The society, with several other national conservation groups and Dr. Lincoln Brower of Sweet Briar College, petitioned the U.S. Fish and Wildlife Service last August to give threatened status protection to the monarch butterfly under the endangered-species law. The service is seeking public input on this petition until Monday, March 2. Supporting information and a link for comment submission can be found at the website!docketDetail;D=FWS-R3-ES-2014-0056.
In the 20 years since monarch migration tracking began, many forces have combined to cause the decline in their numbers. Drastic loss in the U.S. of common milkweed, a nectar source for the adult monarch and only food source for its larvae, is mainly to blame.
The spread of “Round-up ready” corn and soybean to more than 157 million acres by 2013, coupled with land development, makes much of the landscape barren of food to raise the fall generations that would migrate to the wintering grounds in Mexico by the eastern monarch, and in Southern California by the western monarch.
Since Roundup kills milkweed at the root, preventing regrowth, the result is a 96.5 percent decline of this plant in our vast, chemicals-driven, industrial agriculture areas. Biofuels production, converting Conservation Reserve Program lands to more corn growing, has caused additional habitat loss.
With few milkweed plants remaining, bacteria and parasites become concentrated on them, thus exposing visiting monarchs to various diseases. And, resting or feeding on a plant that now stands out in the landscape, the adults and eggs and caterpillars become enhanced targets for birds, spiders, wasps and many other predators. Scarcity of the host plant, researchers find, now adds the risk of “extremely high levels of both predation and parasitism” to the monarch’s survival prospects.
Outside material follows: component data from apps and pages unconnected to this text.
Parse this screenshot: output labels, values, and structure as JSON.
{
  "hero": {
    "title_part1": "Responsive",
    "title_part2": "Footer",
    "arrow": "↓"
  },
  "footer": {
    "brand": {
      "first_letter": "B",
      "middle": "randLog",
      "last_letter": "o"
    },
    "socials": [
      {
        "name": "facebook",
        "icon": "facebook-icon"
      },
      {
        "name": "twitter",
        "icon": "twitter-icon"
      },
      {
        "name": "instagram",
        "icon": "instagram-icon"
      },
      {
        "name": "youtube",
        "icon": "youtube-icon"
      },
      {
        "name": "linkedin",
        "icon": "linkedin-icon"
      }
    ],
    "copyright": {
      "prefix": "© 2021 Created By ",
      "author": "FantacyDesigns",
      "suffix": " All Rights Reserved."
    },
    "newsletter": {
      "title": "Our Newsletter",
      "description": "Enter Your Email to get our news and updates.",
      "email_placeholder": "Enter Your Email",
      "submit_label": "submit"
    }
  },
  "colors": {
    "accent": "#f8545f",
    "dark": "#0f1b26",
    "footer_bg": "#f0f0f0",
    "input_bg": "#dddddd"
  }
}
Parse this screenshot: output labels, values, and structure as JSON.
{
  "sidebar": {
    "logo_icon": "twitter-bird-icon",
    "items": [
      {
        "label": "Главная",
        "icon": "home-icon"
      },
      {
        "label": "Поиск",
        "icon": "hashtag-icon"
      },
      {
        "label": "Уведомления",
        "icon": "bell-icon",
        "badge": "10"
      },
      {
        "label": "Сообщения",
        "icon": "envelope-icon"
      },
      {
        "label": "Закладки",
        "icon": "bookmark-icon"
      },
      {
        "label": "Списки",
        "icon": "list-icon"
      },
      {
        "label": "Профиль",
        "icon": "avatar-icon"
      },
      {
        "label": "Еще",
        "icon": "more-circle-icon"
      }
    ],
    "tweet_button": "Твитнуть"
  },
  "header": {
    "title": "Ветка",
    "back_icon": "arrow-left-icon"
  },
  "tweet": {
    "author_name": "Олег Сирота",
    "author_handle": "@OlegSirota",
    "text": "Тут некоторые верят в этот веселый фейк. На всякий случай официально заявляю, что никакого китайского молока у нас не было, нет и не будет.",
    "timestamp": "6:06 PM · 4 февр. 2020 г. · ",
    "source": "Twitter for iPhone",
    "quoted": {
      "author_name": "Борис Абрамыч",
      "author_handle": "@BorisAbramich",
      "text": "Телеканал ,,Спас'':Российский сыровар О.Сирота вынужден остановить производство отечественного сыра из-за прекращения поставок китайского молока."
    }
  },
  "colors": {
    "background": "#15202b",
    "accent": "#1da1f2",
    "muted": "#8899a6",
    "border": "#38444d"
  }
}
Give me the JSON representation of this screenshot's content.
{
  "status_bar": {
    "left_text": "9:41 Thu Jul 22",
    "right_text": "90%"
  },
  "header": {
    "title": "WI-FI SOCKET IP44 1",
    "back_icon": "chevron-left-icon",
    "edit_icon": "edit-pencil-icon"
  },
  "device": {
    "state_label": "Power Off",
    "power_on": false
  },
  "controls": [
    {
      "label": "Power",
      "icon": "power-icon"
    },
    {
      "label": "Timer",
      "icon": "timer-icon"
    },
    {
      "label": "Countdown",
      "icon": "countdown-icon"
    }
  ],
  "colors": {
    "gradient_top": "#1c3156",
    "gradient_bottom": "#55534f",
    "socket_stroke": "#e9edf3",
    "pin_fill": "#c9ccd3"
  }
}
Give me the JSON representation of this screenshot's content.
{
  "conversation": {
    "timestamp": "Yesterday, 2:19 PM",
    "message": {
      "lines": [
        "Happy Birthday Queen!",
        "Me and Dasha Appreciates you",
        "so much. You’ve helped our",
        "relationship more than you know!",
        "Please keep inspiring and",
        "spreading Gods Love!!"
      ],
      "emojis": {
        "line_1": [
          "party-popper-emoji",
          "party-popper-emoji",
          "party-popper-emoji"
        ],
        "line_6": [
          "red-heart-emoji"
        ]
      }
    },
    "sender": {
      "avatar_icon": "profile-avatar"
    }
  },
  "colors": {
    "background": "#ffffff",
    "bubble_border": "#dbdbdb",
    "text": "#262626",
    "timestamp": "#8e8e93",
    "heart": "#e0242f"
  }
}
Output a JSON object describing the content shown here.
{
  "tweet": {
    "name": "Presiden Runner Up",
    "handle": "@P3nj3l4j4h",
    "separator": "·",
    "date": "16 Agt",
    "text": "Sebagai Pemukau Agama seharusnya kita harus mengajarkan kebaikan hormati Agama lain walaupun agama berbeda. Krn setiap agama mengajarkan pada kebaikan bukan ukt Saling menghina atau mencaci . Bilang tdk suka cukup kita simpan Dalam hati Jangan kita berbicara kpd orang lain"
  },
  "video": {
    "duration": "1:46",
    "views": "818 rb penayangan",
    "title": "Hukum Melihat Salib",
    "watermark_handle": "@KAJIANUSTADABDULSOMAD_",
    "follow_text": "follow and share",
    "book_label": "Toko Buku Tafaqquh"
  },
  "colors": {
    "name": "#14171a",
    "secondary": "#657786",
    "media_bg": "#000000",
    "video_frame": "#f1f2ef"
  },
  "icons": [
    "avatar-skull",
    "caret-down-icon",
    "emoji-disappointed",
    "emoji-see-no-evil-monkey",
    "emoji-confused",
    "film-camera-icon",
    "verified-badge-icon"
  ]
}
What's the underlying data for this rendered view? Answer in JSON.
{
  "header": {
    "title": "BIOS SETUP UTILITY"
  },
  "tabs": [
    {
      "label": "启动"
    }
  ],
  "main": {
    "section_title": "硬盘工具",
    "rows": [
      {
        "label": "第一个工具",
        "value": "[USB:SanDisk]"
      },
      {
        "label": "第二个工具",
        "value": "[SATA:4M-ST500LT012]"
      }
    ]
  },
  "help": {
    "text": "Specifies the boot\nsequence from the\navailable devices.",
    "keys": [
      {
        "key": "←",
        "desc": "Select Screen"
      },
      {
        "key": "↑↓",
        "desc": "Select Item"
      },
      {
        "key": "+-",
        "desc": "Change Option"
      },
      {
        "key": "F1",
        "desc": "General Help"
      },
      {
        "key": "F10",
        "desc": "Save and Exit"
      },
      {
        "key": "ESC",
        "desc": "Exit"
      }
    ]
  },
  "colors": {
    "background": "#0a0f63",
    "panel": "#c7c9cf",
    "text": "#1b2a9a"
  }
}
The petition describes yet other, serious problems. The whole aggregate of these would seem, readily, to strike “a reasonable person to believe,” as the listing law requires, that formal protection measures are warranted.